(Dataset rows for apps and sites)
◇ ◇ ◇

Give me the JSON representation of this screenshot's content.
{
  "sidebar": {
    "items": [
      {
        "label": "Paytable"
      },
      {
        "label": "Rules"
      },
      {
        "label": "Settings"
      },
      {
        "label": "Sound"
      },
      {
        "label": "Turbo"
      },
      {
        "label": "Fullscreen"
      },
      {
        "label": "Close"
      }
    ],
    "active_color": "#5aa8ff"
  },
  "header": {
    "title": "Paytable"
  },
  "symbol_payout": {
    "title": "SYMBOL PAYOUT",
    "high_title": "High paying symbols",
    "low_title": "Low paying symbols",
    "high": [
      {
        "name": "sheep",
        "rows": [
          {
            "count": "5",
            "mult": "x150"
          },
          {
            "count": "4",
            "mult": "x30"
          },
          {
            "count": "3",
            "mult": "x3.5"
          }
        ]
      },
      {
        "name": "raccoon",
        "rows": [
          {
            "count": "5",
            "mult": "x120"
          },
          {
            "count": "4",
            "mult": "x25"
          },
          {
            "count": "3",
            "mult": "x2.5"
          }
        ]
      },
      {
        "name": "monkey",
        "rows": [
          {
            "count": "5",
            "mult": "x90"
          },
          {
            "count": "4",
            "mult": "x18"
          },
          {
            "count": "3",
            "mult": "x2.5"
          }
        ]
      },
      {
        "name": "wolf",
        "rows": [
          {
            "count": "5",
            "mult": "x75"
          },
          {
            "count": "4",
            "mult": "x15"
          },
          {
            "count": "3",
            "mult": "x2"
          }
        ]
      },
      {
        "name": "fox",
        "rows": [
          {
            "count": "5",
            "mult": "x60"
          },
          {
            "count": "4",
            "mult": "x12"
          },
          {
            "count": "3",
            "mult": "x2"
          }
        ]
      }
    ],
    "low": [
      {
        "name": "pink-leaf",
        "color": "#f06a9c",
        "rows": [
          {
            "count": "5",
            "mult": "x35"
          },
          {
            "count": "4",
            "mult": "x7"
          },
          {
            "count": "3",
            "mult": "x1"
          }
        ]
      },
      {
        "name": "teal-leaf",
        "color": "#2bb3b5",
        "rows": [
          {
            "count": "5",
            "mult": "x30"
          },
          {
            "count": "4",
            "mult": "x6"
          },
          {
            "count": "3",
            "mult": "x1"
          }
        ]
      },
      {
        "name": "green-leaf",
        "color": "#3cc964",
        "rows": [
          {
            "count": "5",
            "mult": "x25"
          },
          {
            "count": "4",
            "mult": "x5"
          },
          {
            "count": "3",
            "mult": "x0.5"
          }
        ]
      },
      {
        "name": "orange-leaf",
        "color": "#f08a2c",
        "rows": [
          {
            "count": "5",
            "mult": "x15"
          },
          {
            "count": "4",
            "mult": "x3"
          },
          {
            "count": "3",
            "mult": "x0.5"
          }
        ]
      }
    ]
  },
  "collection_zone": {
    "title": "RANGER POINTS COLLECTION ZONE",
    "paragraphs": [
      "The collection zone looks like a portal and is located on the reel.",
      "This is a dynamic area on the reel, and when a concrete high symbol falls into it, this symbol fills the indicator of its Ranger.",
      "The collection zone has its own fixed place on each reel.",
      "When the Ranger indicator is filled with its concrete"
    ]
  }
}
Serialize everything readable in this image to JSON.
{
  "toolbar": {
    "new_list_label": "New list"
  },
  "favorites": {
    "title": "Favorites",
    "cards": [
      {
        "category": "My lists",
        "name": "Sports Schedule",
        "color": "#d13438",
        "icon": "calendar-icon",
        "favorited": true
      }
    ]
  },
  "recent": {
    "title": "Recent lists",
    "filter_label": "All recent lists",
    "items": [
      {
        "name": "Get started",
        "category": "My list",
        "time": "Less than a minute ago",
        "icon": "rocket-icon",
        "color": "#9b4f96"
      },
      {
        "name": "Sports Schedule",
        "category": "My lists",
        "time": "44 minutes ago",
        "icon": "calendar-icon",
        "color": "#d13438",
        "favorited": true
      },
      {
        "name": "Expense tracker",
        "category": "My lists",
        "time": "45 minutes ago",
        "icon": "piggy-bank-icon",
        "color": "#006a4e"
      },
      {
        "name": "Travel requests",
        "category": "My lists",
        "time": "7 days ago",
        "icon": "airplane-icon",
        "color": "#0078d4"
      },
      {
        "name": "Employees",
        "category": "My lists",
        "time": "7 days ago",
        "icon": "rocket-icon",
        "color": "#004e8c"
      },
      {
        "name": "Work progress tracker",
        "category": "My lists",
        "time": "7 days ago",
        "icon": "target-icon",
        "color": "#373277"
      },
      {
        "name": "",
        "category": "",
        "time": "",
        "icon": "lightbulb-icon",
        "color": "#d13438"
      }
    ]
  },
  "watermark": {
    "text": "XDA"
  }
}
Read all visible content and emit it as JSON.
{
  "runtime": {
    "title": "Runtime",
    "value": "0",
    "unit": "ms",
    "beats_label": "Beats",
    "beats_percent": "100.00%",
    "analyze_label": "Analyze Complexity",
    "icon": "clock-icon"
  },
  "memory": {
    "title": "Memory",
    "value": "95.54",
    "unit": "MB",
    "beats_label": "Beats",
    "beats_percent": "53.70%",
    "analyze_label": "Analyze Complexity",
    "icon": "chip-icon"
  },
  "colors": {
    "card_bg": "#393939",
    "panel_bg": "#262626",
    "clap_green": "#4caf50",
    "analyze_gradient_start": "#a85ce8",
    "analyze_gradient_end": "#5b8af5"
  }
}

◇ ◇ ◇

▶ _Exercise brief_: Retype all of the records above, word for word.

▶ _Reply to the exercise_:
Give me the JSON representation of this screenshot's content.
{
  "sidebar": {
    "items": [
      {
        "label": "Paytable"
      },
      {
        "label": "Rules"
      },
      {
        "label": "Settings"
      },
      {
        "label": "Sound"
      },
      {
        "label": "Turbo"
      },
      {
        "label": "Fullscreen"
      },
      {
        "label": "Close"
      }
    ],
    "active_color": "#5aa8ff"
  },
  "header": {
    "title": "Paytable"
  },
  "symbol_payout": {
    "title": "SYMBOL PAYOUT",
    "high_title": "High paying symbols",
    "low_title": "Low paying symbols",
    "high": [
      {
        "name": "sheep",
        "rows": [
          {
            "count": "5",
            "mult": "x150"
          },
          {
            "count": "4",
            "mult": "x30"
          },
          {
            "count": "3",
            "mult": "x3.5"
          }
        ]
      },
      {
        "name": "raccoon",
        "rows": [
          {
            "count": "5",
            "mult": "x120"
          },
          {
            "count": "4",
            "mult": "x25"
          },
          {
            "count": "3",
            "mult": "x2.5"
          }
        ]
      },
      {
        "name": "monkey",
        "rows": [
          {
            "count": "5",
            "mult": "x90"
          },
          {
            "count": "4",
            "mult": "x18"
          },
          {
            "count": "3",
            "mult": "x2.5"
          }
        ]
      },
      {
        "name": "wolf",
        "rows": [
          {
            "count": "5",
            "mult": "x75"
          },
          {
            "count": "4",
            "mult": "x15"
          },
          {
            "count": "3",
            "mult": "x2"
          }
        ]
      },
      {
        "name": "fox",
        "rows": [
          {
            "count": "5",
            "mult": "x60"
          },
          {
            "count": "4",
            "mult": "x12"
          },
          {
            "count": "3",
            "mult": "x2"
          }
        ]
      }
    ],
    "low": [
      {
        "name": "pink-leaf",
        "color": "#f06a9c",
        "rows": [
          {
            "count": "5",
            "mult": "x35"
          },
          {
            "count": "4",
            "mult": "x7"
          },
          {
            "count": "3",
            "mult": "x1"
          }
        ]
      },
      {
        "name": "teal-leaf",
        "color": "#2bb3b5",
        "rows": [
          {
            "count": "5",
            "mult": "x30"
          },
          {
            "count": "4",
            "mult": "x6"
          },
          {
            "count": "3",
            "mult": "x1"
          }
        ]
      },
      {
        "name": "green-leaf",
        "color": "#3cc964",
        "rows": [
          {
            "count": "5",
            "mult": "x25"
          },
          {
            "count": "4",
            "mult": "x5"
          },
          {
            "count": "3",
            "mult": "x0.5"
          }
        ]
      },
      {
        "name": "orange-leaf",
        "color": "#f08a2c",
        "rows": [
          {
            "count": "5",
            "mult": "x15"
          },
          {
            "count": "4",
            "mult": "x3"
          },
          {
            "count": "3",
            "mult": "x0.5"
          }
        ]
      }
    ]
  },
  "collection_zone": {
    "title": "RANGER POINTS COLLECTION ZONE",
    "paragraphs": [
      "The collection zone looks like a portal and is located on the reel.",
      "This is a dynamic area on the reel, and when a concrete high symbol falls into it, this symbol fills the indicator of its Ranger.",
      "The collection zone has its own fixed place on each reel.",
      "When the Ranger indicator is filled with its concrete"
    ]
  }
}
Serialize everything readable in this image to JSON.
{
  "toolbar": {
    "new_list_label": "New list"
  },
  "favorites": {
    "title": "Favorites",
    "cards": [
      {
        "category": "My lists",
        "name": "Sports Schedule",
        "color": "#d13438",
        "icon": "calendar-icon",
        "favorited": true
      }
    ]
  },
  "recent": {
    "title": "Recent lists",
    "filter_label": "All recent lists",
    "items": [
      {
        "name": "Get started",
        "category": "My list",
        "time": "Less than a minute ago",
        "icon": "rocket-icon",
        "color": "#9b4f96"
      },
      {
        "name": "Sports Schedule",
        "category": "My lists",
        "time": "44 minutes ago",
        "icon": "calendar-icon",
        "color": "#d13438",
        "favorited": true
      },
      {
        "name": "Expense tracker",
        "category": "My lists",
        "time": "45 minutes ago",
        "icon": "piggy-bank-icon",
        "color": "#006a4e"
      },
      {
        "name": "Travel requests",
        "category": "My lists",
        "time": "7 days ago",
        "icon": "airplane-icon",
        "color": "#0078d4"
      },
      {
        "name": "Employees",
        "category": "My lists",
        "time": "7 days ago",
        "icon": "rocket-icon",
        "color": "#004e8c"
      },
      {
        "name": "Work progress tracker",
        "category": "My lists",
        "time": "7 days ago",
        "icon": "target-icon",
        "color": "#373277"
      },
      {
        "name": "",
        "category": "",
        "time": "",
        "icon": "lightbulb-icon",
        "color": "#d13438"
      }
    ]
  },
  "watermark": {
    "text": "XDA"
  }
}
Read all visible content and emit it as JSON.
{
  "runtime": {
    "title": "Runtime",
    "value": "0",
    "unit": "ms",
    "beats_label": "Beats",
    "beats_percent": "100.00%",
    "analyze_label": "Analyze Complexity",
    "icon": "clock-icon"
  },
  "memory": {
    "title": "Memory",
    "value": "95.54",
    "unit": "MB",
    "beats_label": "Beats",
    "beats_percent": "53.70%",
    "analyze_label": "Analyze Complexity",
    "icon": "chip-icon"
  },
  "colors": {
    "card_bg": "#393939",
    "panel_bg": "#262626",
    "clap_green": "#4caf50",
    "analyze_gradient_start": "#a85ce8",
    "analyze_gradient_end": "#5b8af5"
  }
}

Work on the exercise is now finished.